### TASK DIRECTIONS
Can the lines below, from the one that holds "Convert this screenshot" to the very end, be echoed exactly, with both ends included and no pictures?

### THE INPUT
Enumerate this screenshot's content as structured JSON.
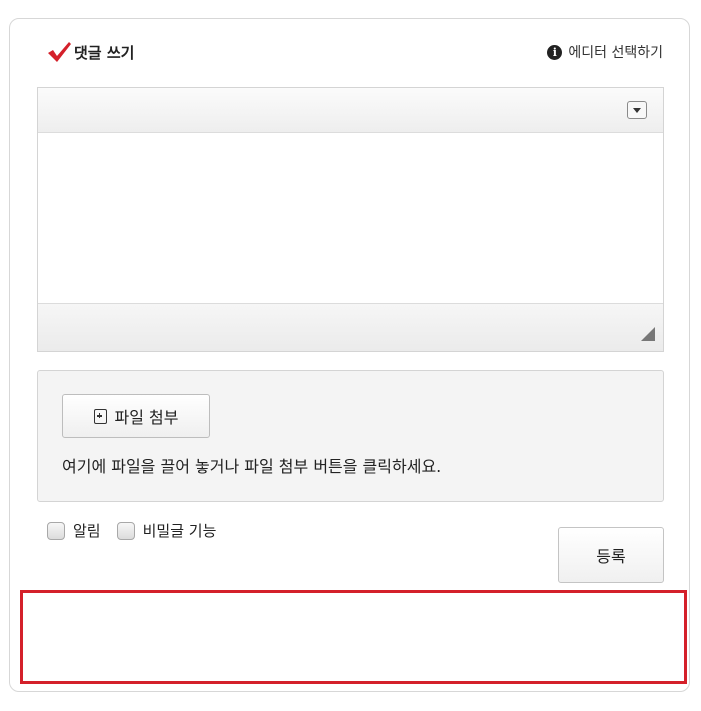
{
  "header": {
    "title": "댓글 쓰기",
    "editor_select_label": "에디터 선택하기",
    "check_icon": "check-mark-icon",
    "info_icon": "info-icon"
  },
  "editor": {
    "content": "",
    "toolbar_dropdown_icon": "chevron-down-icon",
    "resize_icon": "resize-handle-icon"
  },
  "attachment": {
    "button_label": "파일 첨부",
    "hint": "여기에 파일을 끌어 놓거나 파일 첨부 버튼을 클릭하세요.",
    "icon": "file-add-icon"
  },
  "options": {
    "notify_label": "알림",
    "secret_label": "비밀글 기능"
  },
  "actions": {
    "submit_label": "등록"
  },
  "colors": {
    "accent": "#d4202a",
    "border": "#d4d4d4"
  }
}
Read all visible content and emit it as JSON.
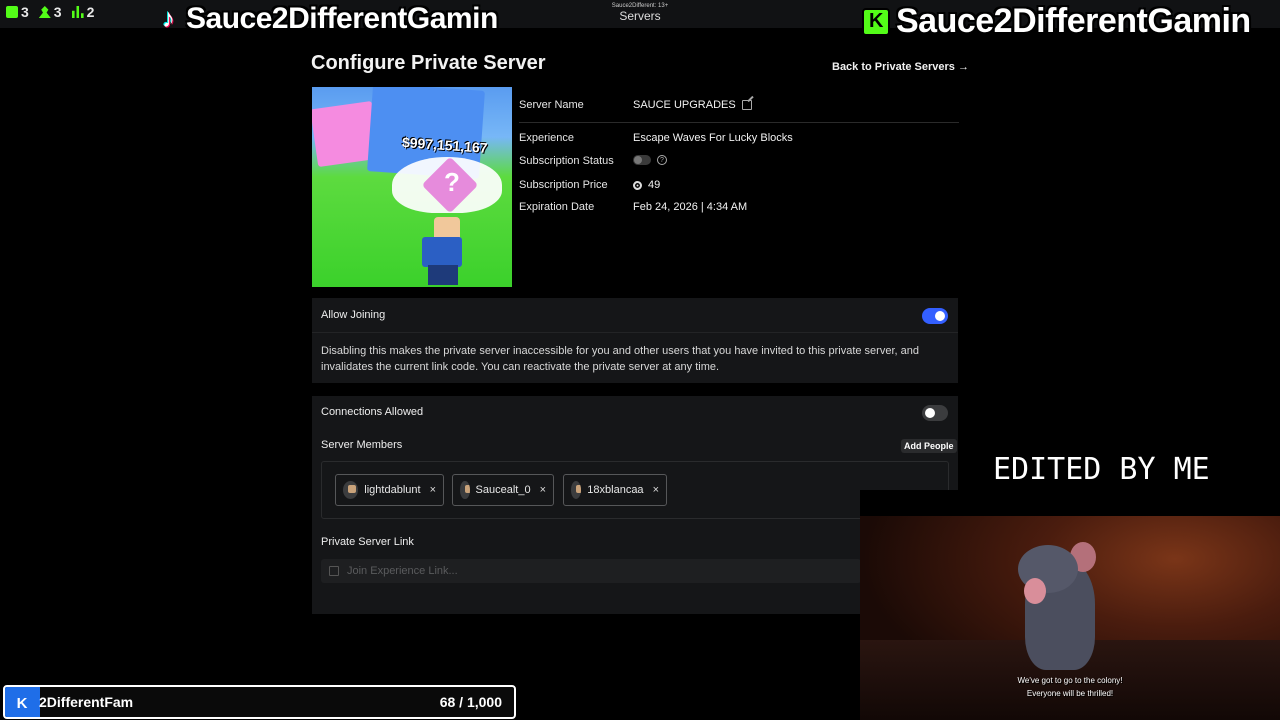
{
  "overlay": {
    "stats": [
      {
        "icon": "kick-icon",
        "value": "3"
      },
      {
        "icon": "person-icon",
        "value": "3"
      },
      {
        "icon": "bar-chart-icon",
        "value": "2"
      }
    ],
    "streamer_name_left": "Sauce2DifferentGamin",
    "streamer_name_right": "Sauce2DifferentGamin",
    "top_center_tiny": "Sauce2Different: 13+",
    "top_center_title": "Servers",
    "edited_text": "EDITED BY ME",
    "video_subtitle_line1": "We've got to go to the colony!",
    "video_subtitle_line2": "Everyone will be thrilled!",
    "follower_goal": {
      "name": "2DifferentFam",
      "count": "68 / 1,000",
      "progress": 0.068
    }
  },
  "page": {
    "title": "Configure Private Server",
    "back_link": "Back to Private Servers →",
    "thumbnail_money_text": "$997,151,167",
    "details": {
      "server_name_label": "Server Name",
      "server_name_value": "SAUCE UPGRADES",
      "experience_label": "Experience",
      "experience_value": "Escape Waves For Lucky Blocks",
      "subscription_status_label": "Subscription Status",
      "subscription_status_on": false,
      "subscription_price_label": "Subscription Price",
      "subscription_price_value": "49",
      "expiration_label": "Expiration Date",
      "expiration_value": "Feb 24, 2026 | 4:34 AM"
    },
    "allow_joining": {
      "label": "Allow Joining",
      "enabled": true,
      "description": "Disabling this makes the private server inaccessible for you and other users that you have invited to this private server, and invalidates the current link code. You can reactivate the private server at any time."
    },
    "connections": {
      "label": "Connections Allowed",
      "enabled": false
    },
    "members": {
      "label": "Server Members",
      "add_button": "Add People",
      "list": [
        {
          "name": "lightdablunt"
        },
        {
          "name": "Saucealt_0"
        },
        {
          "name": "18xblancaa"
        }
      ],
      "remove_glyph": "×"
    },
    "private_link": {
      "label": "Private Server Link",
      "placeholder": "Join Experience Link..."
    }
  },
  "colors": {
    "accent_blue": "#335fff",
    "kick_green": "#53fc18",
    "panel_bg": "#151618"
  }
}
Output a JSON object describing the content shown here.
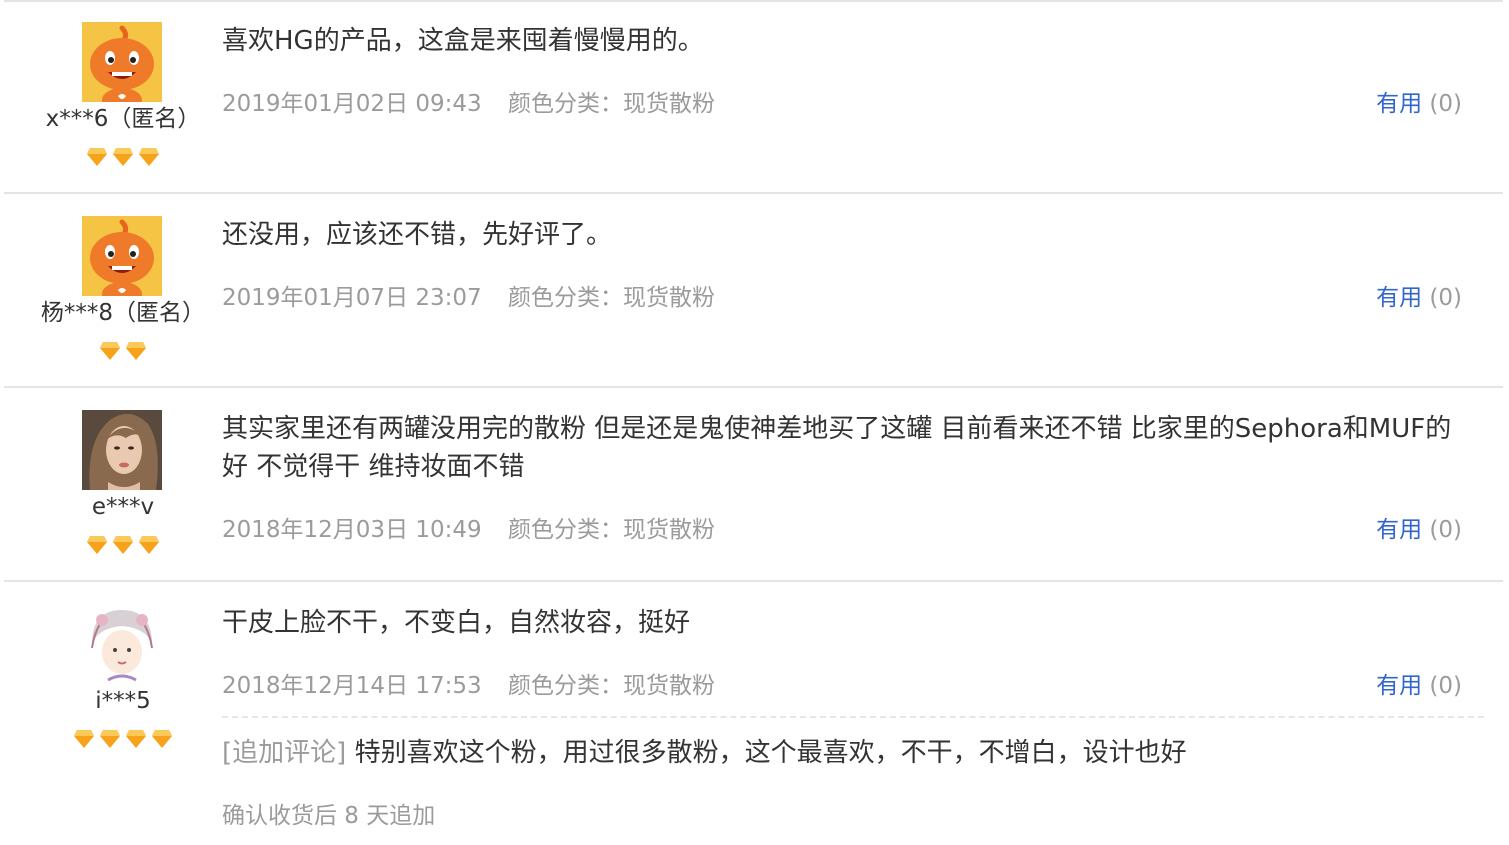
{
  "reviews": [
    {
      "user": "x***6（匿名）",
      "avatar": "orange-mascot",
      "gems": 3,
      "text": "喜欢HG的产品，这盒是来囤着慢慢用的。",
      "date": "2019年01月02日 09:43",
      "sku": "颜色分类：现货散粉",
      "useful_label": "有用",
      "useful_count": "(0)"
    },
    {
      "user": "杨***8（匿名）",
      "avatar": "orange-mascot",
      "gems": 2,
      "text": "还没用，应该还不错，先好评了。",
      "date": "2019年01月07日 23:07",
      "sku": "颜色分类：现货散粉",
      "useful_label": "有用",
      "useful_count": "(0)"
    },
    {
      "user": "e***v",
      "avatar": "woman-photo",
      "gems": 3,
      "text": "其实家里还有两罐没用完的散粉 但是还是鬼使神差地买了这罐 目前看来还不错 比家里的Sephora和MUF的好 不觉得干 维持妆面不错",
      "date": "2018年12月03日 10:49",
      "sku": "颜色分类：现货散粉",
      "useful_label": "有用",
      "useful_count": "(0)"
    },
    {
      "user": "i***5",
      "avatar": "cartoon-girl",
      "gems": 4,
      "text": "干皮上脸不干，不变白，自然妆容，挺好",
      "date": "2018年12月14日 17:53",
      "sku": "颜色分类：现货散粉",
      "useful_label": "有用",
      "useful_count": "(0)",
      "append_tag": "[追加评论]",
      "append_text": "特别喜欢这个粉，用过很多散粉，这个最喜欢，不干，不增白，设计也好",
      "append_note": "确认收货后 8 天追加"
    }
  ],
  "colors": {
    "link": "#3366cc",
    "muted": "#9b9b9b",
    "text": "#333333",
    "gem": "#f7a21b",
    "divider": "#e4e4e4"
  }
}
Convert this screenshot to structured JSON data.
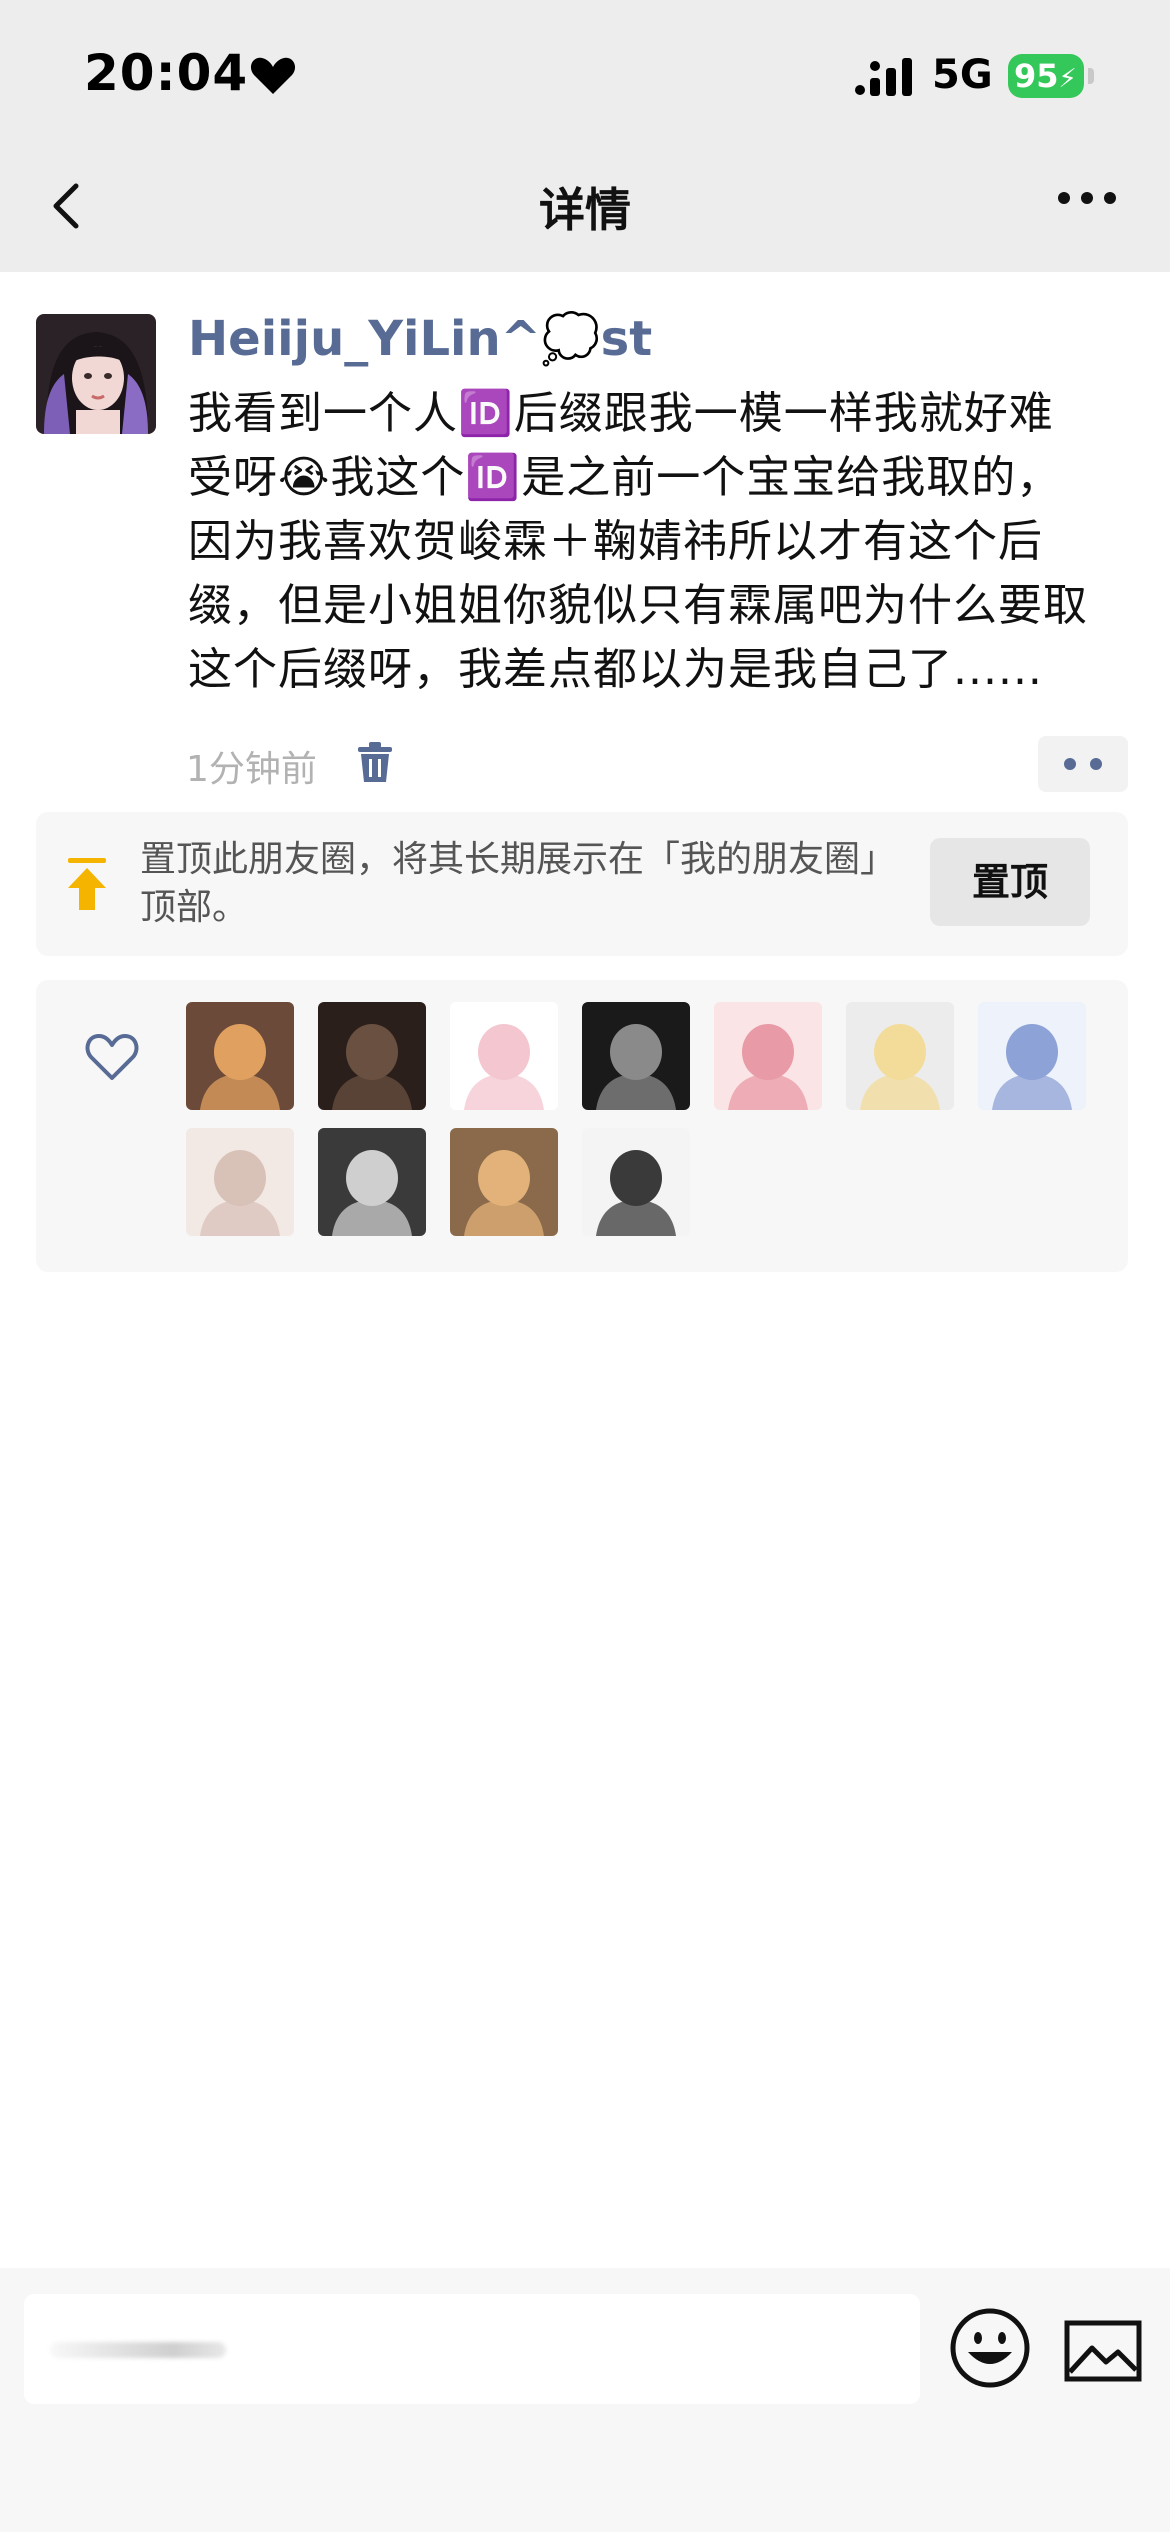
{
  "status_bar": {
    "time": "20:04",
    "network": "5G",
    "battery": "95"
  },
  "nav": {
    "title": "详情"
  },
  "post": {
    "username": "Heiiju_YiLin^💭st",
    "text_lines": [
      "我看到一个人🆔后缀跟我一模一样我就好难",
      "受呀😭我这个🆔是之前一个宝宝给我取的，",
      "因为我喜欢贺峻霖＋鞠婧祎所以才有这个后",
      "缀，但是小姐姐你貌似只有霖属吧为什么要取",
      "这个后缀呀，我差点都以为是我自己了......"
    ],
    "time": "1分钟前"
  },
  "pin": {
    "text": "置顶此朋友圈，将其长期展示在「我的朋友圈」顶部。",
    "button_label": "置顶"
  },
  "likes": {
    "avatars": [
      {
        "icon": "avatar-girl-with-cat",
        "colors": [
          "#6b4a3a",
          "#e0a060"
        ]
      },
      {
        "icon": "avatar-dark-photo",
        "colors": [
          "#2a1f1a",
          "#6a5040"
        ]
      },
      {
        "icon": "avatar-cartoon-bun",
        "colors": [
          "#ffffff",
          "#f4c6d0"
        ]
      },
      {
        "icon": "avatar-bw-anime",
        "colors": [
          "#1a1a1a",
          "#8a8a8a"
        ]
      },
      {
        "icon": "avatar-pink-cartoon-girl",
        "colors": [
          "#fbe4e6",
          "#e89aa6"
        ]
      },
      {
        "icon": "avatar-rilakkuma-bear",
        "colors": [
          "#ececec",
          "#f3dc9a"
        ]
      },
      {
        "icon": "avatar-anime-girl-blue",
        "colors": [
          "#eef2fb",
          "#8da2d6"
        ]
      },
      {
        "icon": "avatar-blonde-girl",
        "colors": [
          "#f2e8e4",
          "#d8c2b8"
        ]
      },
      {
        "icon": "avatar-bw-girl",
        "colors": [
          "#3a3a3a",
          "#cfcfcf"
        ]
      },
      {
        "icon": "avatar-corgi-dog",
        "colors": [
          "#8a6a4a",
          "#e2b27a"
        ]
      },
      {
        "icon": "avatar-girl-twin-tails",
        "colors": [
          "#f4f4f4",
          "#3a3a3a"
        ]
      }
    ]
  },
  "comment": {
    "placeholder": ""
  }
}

### WORKED SOLUTION
Convert this screenshot to structured JSON data.
{
  "status_bar": {
    "time": "20:04",
    "network": "5G",
    "battery": "95"
  },
  "nav": {
    "title": "详情"
  },
  "post": {
    "username": "Heiiju_YiLin^💭st",
    "text_lines": [
      "我看到一个人🆔后缀跟我一模一样我就好难",
      "受呀😭我这个🆔是之前一个宝宝给我取的，",
      "因为我喜欢贺峻霖＋鞠婧祎所以才有这个后",
      "缀，但是小姐姐你貌似只有霖属吧为什么要取",
      "这个后缀呀，我差点都以为是我自己了......"
    ],
    "time": "1分钟前"
  },
  "pin": {
    "text": "置顶此朋友圈，将其长期展示在「我的朋友圈」顶部。",
    "button_label": "置顶"
  },
  "likes": {
    "avatars": [
      {
        "icon": "avatar-girl-with-cat",
        "colors": [
          "#6b4a3a",
          "#e0a060"
        ]
      },
      {
        "icon": "avatar-dark-photo",
        "colors": [
          "#2a1f1a",
          "#6a5040"
        ]
      },
      {
        "icon": "avatar-cartoon-bun",
        "colors": [
          "#ffffff",
          "#f4c6d0"
        ]
      },
      {
        "icon": "avatar-bw-anime",
        "colors": [
          "#1a1a1a",
          "#8a8a8a"
        ]
      },
      {
        "icon": "avatar-pink-cartoon-girl",
        "colors": [
          "#fbe4e6",
          "#e89aa6"
        ]
      },
      {
        "icon": "avatar-rilakkuma-bear",
        "colors": [
          "#ececec",
          "#f3dc9a"
        ]
      },
      {
        "icon": "avatar-anime-girl-blue",
        "colors": [
          "#eef2fb",
          "#8da2d6"
        ]
      },
      {
        "icon": "avatar-blonde-girl",
        "colors": [
          "#f2e8e4",
          "#d8c2b8"
        ]
      },
      {
        "icon": "avatar-bw-girl",
        "colors": [
          "#3a3a3a",
          "#cfcfcf"
        ]
      },
      {
        "icon": "avatar-corgi-dog",
        "colors": [
          "#8a6a4a",
          "#e2b27a"
        ]
      },
      {
        "icon": "avatar-girl-twin-tails",
        "colors": [
          "#f4f4f4",
          "#3a3a3a"
        ]
      }
    ]
  },
  "comment": {
    "placeholder": ""
  }
}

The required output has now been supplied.